A line qualifies if it holds the string "label". Copy every qualifying line from the records.

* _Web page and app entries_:
....

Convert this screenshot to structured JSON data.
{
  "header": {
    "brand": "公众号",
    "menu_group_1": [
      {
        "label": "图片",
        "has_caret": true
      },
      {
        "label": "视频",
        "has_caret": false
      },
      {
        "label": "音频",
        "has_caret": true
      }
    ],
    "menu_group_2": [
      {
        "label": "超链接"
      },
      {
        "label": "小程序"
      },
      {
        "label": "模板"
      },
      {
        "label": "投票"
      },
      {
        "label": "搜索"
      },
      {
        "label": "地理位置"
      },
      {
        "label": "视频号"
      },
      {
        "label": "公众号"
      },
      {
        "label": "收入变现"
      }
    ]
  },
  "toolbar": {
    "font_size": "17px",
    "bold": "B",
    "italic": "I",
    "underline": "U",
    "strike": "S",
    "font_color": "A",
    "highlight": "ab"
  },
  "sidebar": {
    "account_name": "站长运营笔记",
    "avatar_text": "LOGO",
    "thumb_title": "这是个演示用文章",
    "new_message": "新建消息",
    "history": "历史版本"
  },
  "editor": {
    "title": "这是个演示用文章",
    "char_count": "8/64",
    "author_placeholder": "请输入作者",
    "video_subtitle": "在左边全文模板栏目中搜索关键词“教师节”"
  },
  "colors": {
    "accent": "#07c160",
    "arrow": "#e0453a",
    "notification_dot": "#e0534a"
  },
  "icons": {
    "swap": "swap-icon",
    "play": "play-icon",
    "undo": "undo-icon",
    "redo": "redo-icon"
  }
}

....

* _Completed task_:
        "label": "图片",
        "label": "视频",
        "label": "音频",
        "label": "超链接"
        "label": "小程序"
        "label": "模板"
        "label": "投票"
        "label": "搜索"
        "label": "地理位置"
        "label": "视频号"
        "label": "公众号"
        "label": "收入变现"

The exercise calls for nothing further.